# [TO DO]
Without including any pictures, write out the data below exactly.

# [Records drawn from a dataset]
***
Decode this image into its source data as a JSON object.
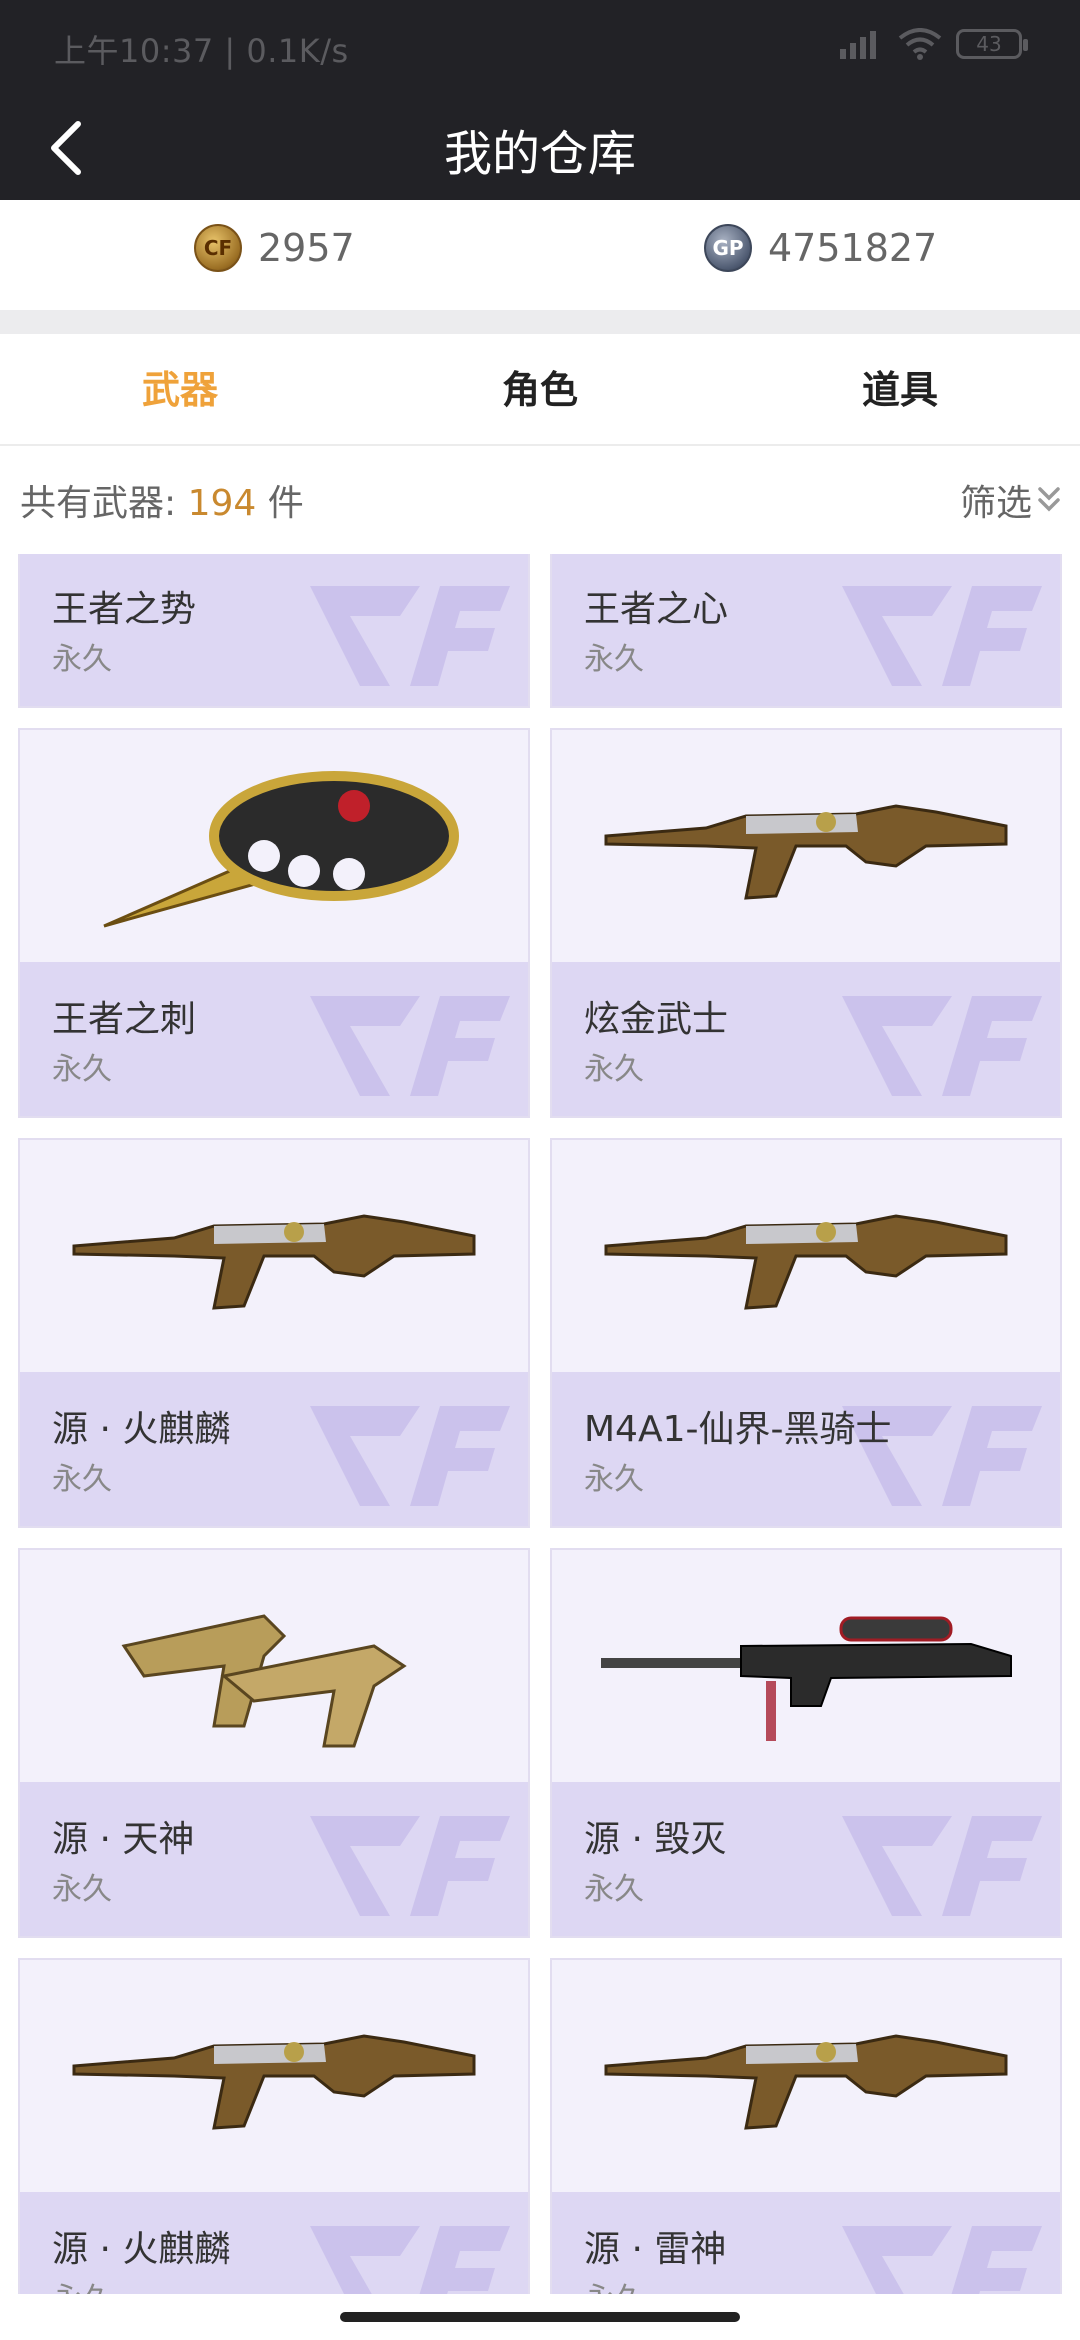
{
  "status": {
    "time_text": "上午10:37 | 0.1K/s",
    "battery": "43"
  },
  "nav": {
    "title": "我的仓库"
  },
  "currency": {
    "cf_points": "2957",
    "gp_points": "4751827",
    "cf_icon_text": "CF",
    "gp_icon_text": "GP"
  },
  "tabs": [
    {
      "label": "武器",
      "active": true
    },
    {
      "label": "角色",
      "active": false
    },
    {
      "label": "道具",
      "active": false
    }
  ],
  "summary": {
    "prefix": "共有武器: ",
    "count": "194",
    "suffix": " 件",
    "filter_label": "筛选"
  },
  "items": [
    {
      "name": "王者之势",
      "duration": "永久",
      "icon": "knife-icon"
    },
    {
      "name": "王者之心",
      "duration": "永久",
      "icon": "rifle-icon"
    },
    {
      "name": "王者之刺",
      "duration": "永久",
      "icon": "knuckle-knife-icon"
    },
    {
      "name": "炫金武士",
      "duration": "永久",
      "icon": "rifle-icon"
    },
    {
      "name": "源 · 火麒麟",
      "duration": "永久",
      "icon": "rifle-icon"
    },
    {
      "name": "M4A1-仙界-黑骑士",
      "duration": "永久",
      "icon": "rifle-icon"
    },
    {
      "name": "源 · 天神",
      "duration": "永久",
      "icon": "dual-pistol-icon"
    },
    {
      "name": "源 · 毁灭",
      "duration": "永久",
      "icon": "sniper-rifle-icon"
    },
    {
      "name": "源 · 火麒麟",
      "duration": "永久",
      "icon": "rifle-icon"
    },
    {
      "name": "源 · 雷神",
      "duration": "永久",
      "icon": "rifle-icon"
    }
  ],
  "colors": {
    "accent": "#efa23a",
    "card_band": "#ddd7f3",
    "card_bg": "#f3f1fb",
    "topbar": "#222226"
  }
}
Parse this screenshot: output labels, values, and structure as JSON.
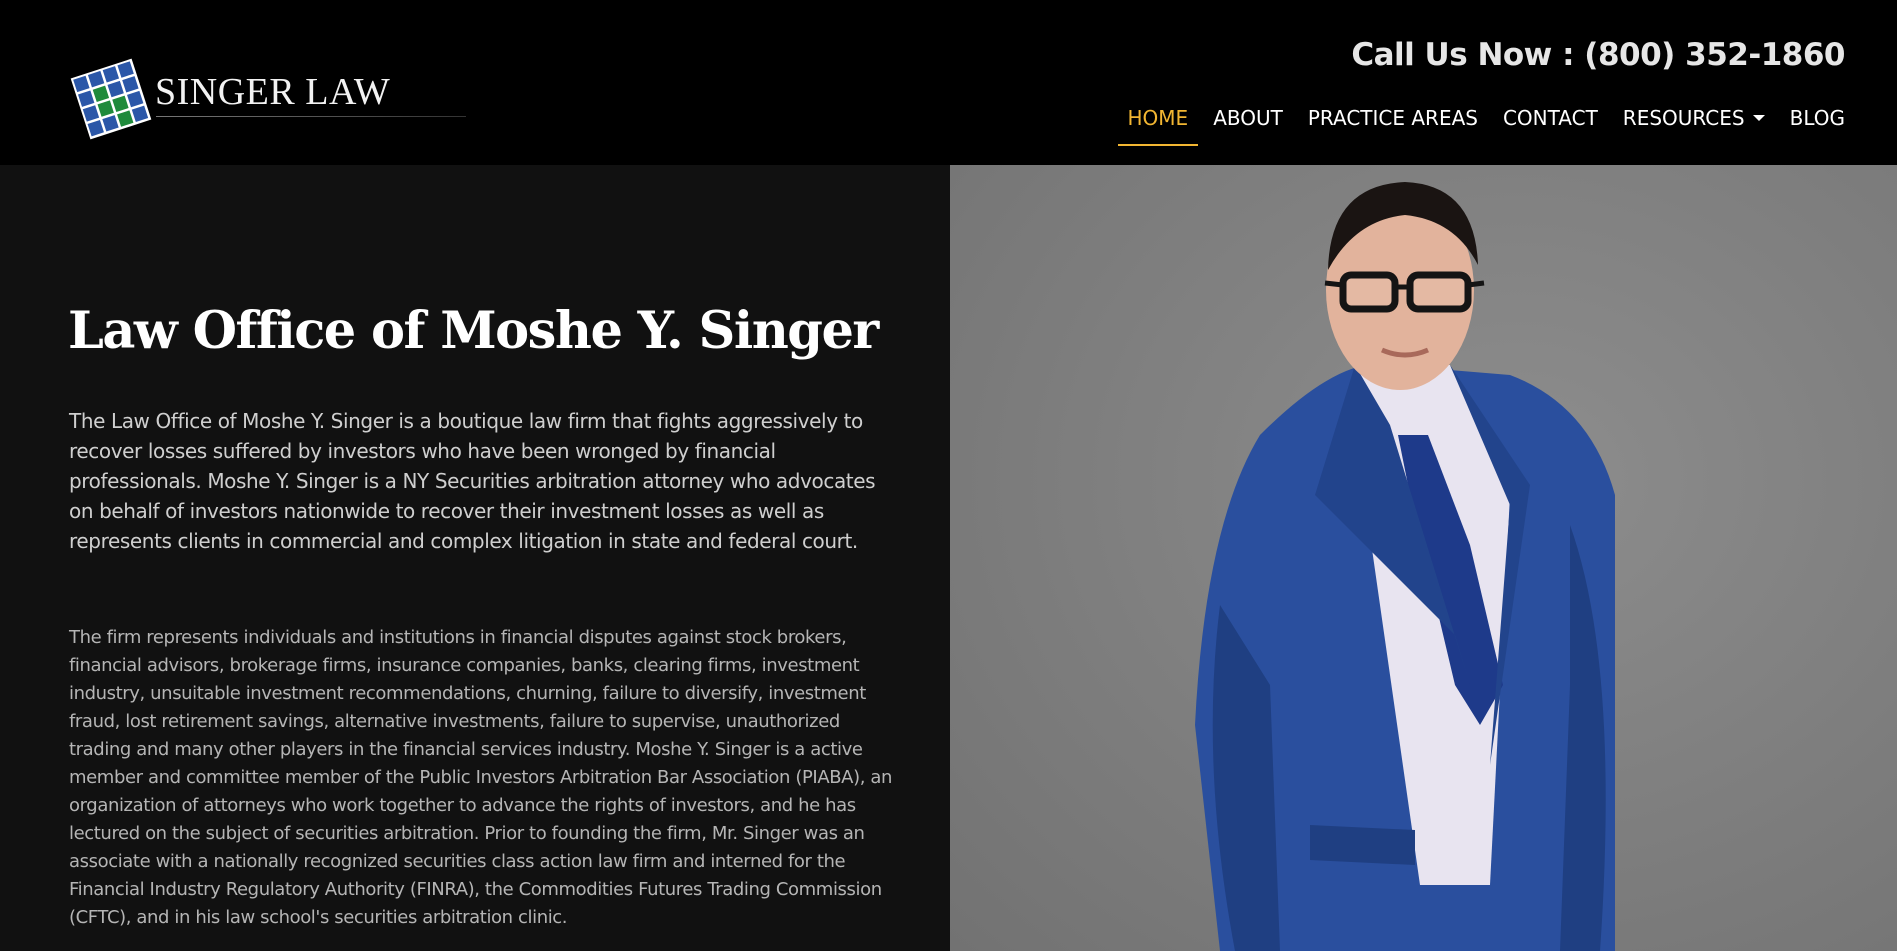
{
  "header": {
    "logo_text": "SINGER LAW",
    "call": "Call Us Now : (800) 352-1860",
    "nav": [
      {
        "label": "HOME"
      },
      {
        "label": "ABOUT"
      },
      {
        "label": "PRACTICE AREAS"
      },
      {
        "label": "CONTACT"
      },
      {
        "label": "RESOURCES"
      },
      {
        "label": "BLOG"
      }
    ]
  },
  "main": {
    "title": "Law Office of Moshe Y. Singer",
    "paragraph1": "The Law Office of Moshe Y. Singer is a boutique law firm that fights aggressively to recover losses suffered by investors who have been wronged by financial professionals. Moshe Y. Singer is a NY Securities arbitration attorney who advocates on behalf of investors nationwide to recover their investment losses as well as represents clients in commercial and complex litigation in state and federal court.",
    "paragraph2": "The firm represents individuals and institutions in financial disputes against stock brokers, financial advisors, brokerage firms, insurance companies, banks, clearing firms, investment industry, unsuitable investment recommendations, churning, failure to diversify, investment fraud, lost retirement savings, alternative investments, failure to supervise, unauthorized trading and many other players in the financial services industry. Moshe Y. Singer is a active member and committee member of the Public Investors Arbitration Bar Association (PIABA), an organization of attorneys who work together to advance the rights of investors, and he has lectured on the subject of securities arbitration. Prior to founding the firm, Mr. Singer was an associate with a nationally recognized securities class action law firm and interned for the Financial Industry Regulatory Authority (FINRA), the Commodities Futures Trading Commission (CFTC), and in his law school's securities arbitration clinic."
  },
  "colors": {
    "accent": "#f2b632",
    "header_bg": "#000000",
    "content_bg": "#111111",
    "suit": "#2a4f9e"
  }
}
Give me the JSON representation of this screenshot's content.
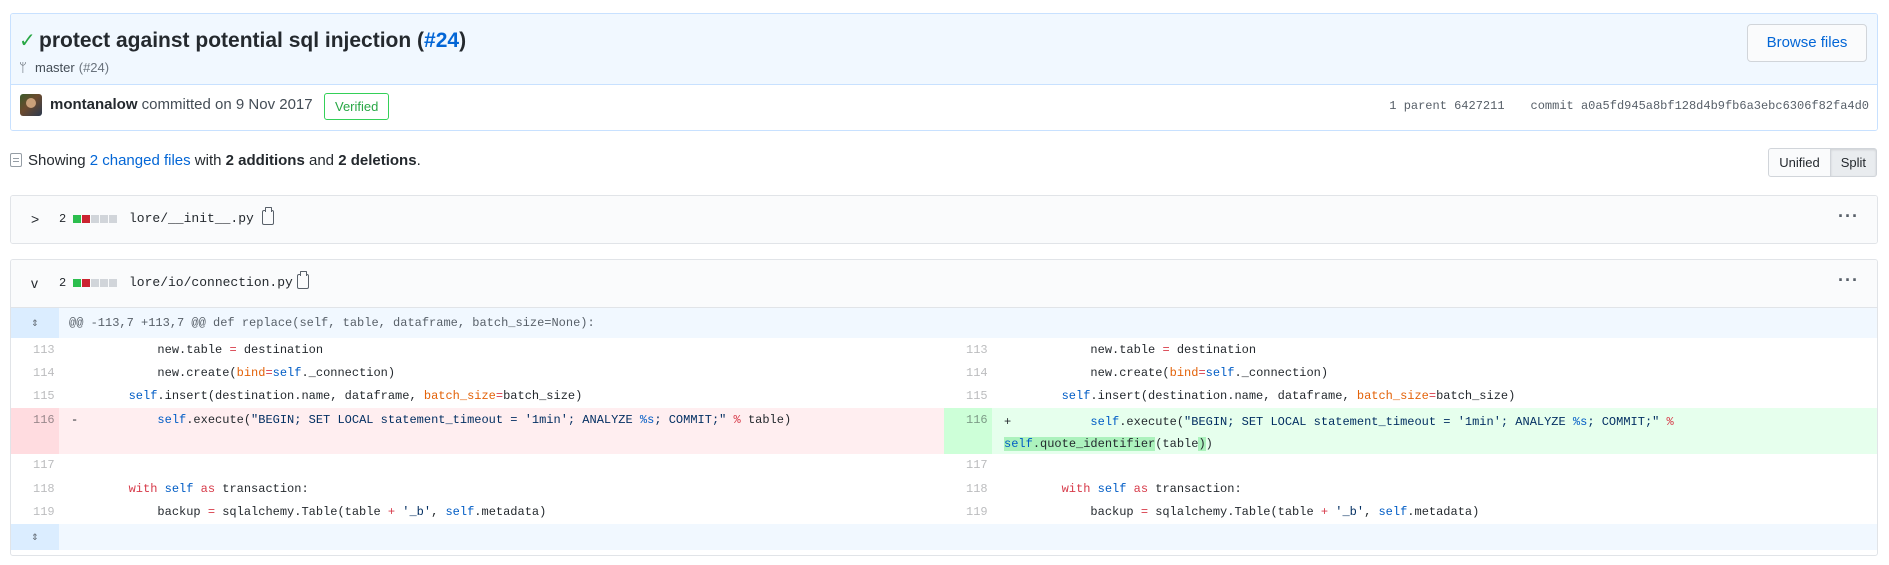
{
  "commit": {
    "title": "protect against potential sql injection (",
    "pr_link": "#24",
    "title_close": ")",
    "branch": "master",
    "branch_pr": "(#24)",
    "browse_label": "Browse files",
    "author": "montanalow",
    "committed_text": " committed on 9 Nov 2017",
    "verified_label": "Verified",
    "parent_label": "1 parent",
    "parent_sha": "6427211",
    "commit_label": "commit",
    "commit_sha": "a0a5fd945a8bf128d4b9fb6a3ebc6306f82fa4d0"
  },
  "toc": {
    "showing": "Showing ",
    "changed_files": "2 changed files",
    "with": " with ",
    "additions": "2 additions",
    "and": " and ",
    "deletions": "2 deletions",
    "period": "."
  },
  "view_toggle": {
    "unified": "Unified",
    "split": "Split",
    "selected": "Split"
  },
  "files": [
    {
      "count": "2",
      "name": "lore/__init__.py",
      "expanded": false,
      "additions": 1,
      "deletions": 1
    },
    {
      "count": "2",
      "name": "lore/io/connection.py",
      "expanded": true,
      "additions": 1,
      "deletions": 1
    }
  ],
  "hunk": {
    "expand_icon": "unfold-icon",
    "header": "@@ -113,7 +113,7 @@ def replace(self, table, dataframe, batch_size=None):"
  },
  "lines": {
    "l113": "113",
    "l114": "114",
    "l115": "115",
    "l116": "116",
    "l117": "117",
    "l118": "118",
    "l119": "119"
  },
  "colors": {
    "accent": "#0366d6",
    "addition": "#2cbe4e",
    "deletion": "#cb2431",
    "verified": "#28a745"
  }
}
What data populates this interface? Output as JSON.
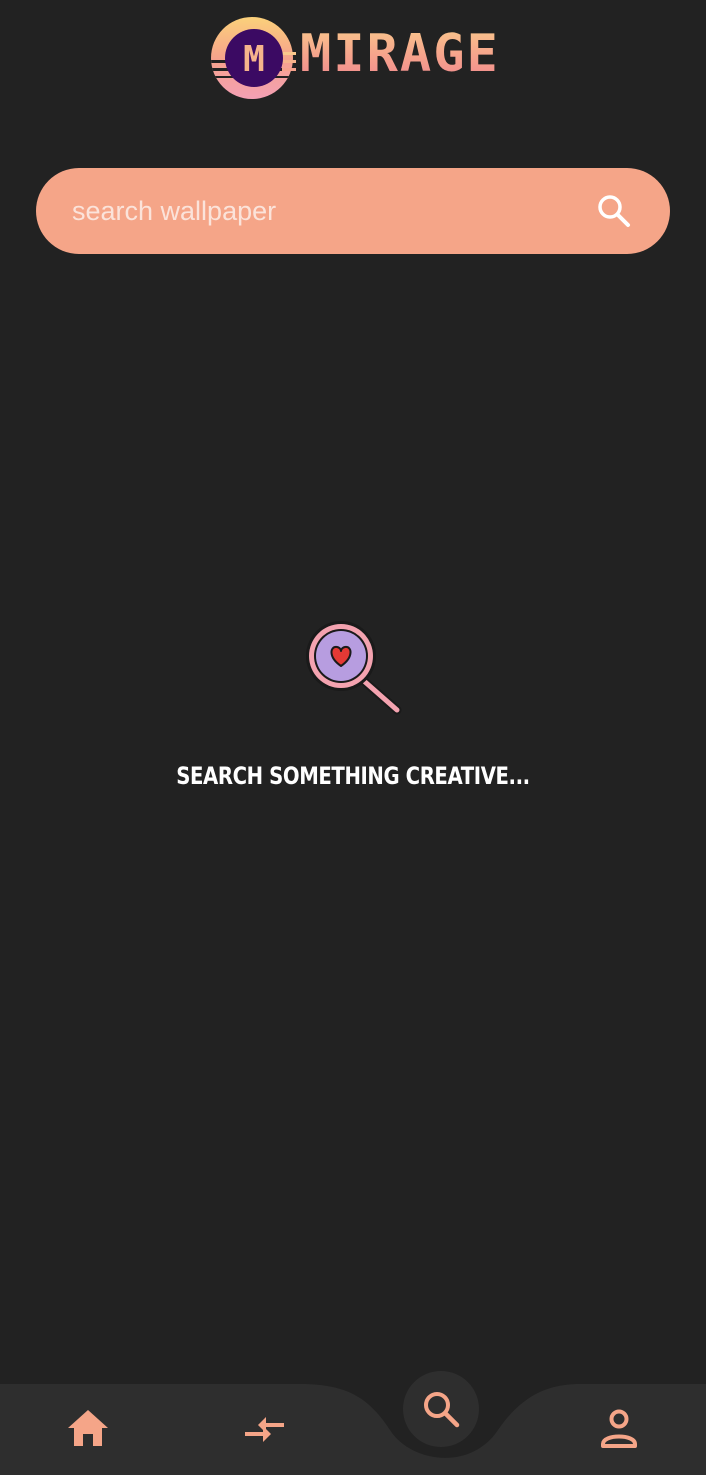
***
# [SOLUTION TO THIS EXERCISE]
Decode this image into its source data as a JSON object.
{
  "status": {
    "time_text": "上午10:37 | 0.1K/s",
    "battery": "43"
  },
  "nav": {
    "title": "我的仓库"
  },
  "currency": {
    "cf_points": "2957",
    "gp_points": "4751827",
    "cf_icon_text": "CF",
    "gp_icon_text": "GP"
  },
  "tabs": [
    {
      "label": "武器",
      "active": true
    },
    {
      "label": "角色",
      "active": false
    },
    {
      "label": "道具",
      "active": false
    }
  ],
  "summary": {
    "prefix": "共有武器: ",
    "count": "194",
    "suffix": " 件",
    "filter_label": "筛选"
  },
  "items": [
    {
      "name": "王者之势",
      "duration": "永久",
      "icon": "knife-icon"
    },
    {
      "name": "王者之心",
      "duration": "永久",
      "icon": "rifle-icon"
    },
    {
      "name": "王者之刺",
      "duration": "永久",
      "icon": "knuckle-knife-icon"
    },
    {
      "name": "炫金武士",
      "duration": "永久",
      "icon": "rifle-icon"
    },
    {
      "name": "源 · 火麒麟",
      "duration": "永久",
      "icon": "rifle-icon"
    },
    {
      "name": "M4A1-仙界-黑骑士",
      "duration": "永久",
      "icon": "rifle-icon"
    },
    {
      "name": "源 · 天神",
      "duration": "永久",
      "icon": "dual-pistol-icon"
    },
    {
      "name": "源 · 毁灭",
      "duration": "永久",
      "icon": "sniper-rifle-icon"
    },
    {
      "name": "源 · 火麒麟",
      "duration": "永久",
      "icon": "rifle-icon"
    },
    {
      "name": "源 · 雷神",
      "duration": "永久",
      "icon": "rifle-icon"
    }
  ],
  "colors": {
    "accent": "#efa23a",
    "card_band": "#ddd7f3",
    "card_bg": "#f3f1fb",
    "topbar": "#222226"
  }
}
Parse this screenshot: output labels, values, and structure as JSON.
{
  "header": {
    "logo_text": "SINGER LAW",
    "call": "Call Us Now : (800) 352-1860",
    "nav": [
      {
        "label": "HOME"
      },
      {
        "label": "ABOUT"
      },
      {
        "label": "PRACTICE AREAS"
      },
      {
        "label": "CONTACT"
      },
      {
        "label": "RESOURCES"
      },
      {
        "label": "BLOG"
      }
    ]
  },
  "main": {
    "title": "Law Office of Moshe Y. Singer",
    "paragraph1": "The Law Office of Moshe Y. Singer is a boutique law firm that fights aggressively to recover losses suffered by investors who have been wronged by financial professionals. Moshe Y. Singer is a NY Securities arbitration attorney who advocates on behalf of investors nationwide to recover their investment losses as well as represents clients in commercial and complex litigation in state and federal court.",
    "paragraph2": "The firm represents individuals and institutions in financial disputes against stock brokers, financial advisors, brokerage firms, insurance companies, banks, clearing firms, investment industry, unsuitable investment recommendations, churning, failure to diversify, investment fraud, lost retirement savings, alternative investments, failure to supervise, unauthorized trading and many other players in the financial services industry. Moshe Y. Singer is a active member and committee member of the Public Investors Arbitration Bar Association (PIABA), an organization of attorneys who work together to advance the rights of investors, and he has lectured on the subject of securities arbitration. Prior to founding the firm, Mr. Singer was an associate with a nationally recognized securities class action law firm and interned for the Financial Industry Regulatory Authority (FINRA), the Commodities Futures Trading Commission (CFTC), and in his law school's securities arbitration clinic."
  },
  "colors": {
    "accent": "#f2b632",
    "header_bg": "#000000",
    "content_bg": "#111111",
    "suit": "#2a4f9e"
  }
}
Give me the JSON representation of this screenshot's content.
{
  "commit": {
    "title": "protect against potential sql injection (",
    "pr_link": "#24",
    "title_close": ")",
    "branch": "master",
    "branch_pr": "(#24)",
    "browse_label": "Browse files",
    "author": "montanalow",
    "committed_text": " committed on 9 Nov 2017",
    "verified_label": "Verified",
    "parent_label": "1 parent",
    "parent_sha": "6427211",
    "commit_label": "commit",
    "commit_sha": "a0a5fd945a8bf128d4b9fb6a3ebc6306f82fa4d0"
  },
  "toc": {
    "showing": "Showing ",
    "changed_files": "2 changed files",
    "with": " with ",
    "additions": "2 additions",
    "and": " and ",
    "deletions": "2 deletions",
    "period": "."
  },
  "view_toggle": {
    "unified": "Unified",
    "split": "Split",
    "selected": "Split"
  },
  "files": [
    {
      "count": "2",
      "name": "lore/__init__.py",
      "expanded": false,
      "additions": 1,
      "deletions": 1
    },
    {
      "count": "2",
      "name": "lore/io/connection.py",
      "expanded": true,
      "additions": 1,
      "deletions": 1
    }
  ],
  "hunk": {
    "expand_icon": "unfold-icon",
    "header": "@@ -113,7 +113,7 @@ def replace(self, table, dataframe, batch_size=None):"
  },
  "lines": {
    "l113": "113",
    "l114": "114",
    "l115": "115",
    "l116": "116",
    "l117": "117",
    "l118": "118",
    "l119": "119"
  },
  "colors": {
    "accent": "#0366d6",
    "addition": "#2cbe4e",
    "deletion": "#cb2431",
    "verified": "#28a745"
  }
}
What data populates this interface? Output as JSON.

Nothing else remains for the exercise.